───── Dataset ─────

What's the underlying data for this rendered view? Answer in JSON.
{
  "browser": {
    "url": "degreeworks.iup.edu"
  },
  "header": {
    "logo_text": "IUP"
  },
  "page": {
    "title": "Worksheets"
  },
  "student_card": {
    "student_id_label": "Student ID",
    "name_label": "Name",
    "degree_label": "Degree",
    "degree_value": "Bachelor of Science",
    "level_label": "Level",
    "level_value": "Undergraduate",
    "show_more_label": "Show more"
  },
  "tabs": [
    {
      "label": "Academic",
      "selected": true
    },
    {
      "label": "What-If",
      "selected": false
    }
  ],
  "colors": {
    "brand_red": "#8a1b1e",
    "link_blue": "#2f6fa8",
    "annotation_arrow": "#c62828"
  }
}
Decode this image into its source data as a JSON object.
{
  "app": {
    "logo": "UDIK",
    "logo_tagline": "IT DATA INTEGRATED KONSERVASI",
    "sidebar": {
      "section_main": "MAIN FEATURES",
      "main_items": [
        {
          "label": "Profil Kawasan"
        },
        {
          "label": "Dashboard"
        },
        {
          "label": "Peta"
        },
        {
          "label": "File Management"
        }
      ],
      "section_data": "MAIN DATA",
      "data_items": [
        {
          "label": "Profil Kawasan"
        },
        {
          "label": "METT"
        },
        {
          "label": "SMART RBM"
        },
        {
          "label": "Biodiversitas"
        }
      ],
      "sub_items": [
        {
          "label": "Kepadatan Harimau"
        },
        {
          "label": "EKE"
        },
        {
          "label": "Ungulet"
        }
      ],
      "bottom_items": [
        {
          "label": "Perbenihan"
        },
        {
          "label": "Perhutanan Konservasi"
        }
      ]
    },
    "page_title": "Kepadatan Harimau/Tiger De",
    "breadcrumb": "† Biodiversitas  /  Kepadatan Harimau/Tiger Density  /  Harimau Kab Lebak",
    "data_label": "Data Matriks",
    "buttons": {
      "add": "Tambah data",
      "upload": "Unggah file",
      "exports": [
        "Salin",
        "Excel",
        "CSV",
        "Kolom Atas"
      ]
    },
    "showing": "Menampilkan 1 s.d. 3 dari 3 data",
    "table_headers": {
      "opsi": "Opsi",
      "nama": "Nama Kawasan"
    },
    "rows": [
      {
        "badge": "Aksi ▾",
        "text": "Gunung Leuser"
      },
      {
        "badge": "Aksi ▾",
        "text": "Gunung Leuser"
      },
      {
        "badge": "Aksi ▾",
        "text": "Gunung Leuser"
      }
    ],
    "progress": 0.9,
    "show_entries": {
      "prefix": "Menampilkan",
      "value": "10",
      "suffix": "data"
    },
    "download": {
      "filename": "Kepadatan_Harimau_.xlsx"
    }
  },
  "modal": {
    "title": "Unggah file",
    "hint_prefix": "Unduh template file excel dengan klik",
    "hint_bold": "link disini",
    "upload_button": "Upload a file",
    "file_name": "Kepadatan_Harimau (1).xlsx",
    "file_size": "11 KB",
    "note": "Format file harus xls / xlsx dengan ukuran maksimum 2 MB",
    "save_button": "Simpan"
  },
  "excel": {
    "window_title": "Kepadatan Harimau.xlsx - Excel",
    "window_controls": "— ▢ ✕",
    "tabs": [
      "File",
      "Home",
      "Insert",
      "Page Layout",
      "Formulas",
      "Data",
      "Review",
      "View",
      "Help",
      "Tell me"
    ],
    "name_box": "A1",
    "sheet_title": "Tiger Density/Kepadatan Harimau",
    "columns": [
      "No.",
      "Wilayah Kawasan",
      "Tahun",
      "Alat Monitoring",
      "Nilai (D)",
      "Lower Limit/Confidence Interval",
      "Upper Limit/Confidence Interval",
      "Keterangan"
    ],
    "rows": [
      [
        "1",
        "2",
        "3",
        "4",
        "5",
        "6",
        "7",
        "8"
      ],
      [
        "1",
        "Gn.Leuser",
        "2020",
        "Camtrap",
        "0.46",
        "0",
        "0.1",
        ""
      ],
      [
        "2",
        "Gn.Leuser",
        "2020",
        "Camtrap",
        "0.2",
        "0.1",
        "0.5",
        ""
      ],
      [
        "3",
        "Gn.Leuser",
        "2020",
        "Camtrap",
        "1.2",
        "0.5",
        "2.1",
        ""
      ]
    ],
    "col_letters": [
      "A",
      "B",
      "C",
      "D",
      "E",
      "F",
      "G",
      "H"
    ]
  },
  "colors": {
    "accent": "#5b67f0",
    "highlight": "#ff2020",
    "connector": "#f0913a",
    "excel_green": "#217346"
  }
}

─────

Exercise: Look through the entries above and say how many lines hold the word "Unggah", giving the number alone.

Result for this task: 2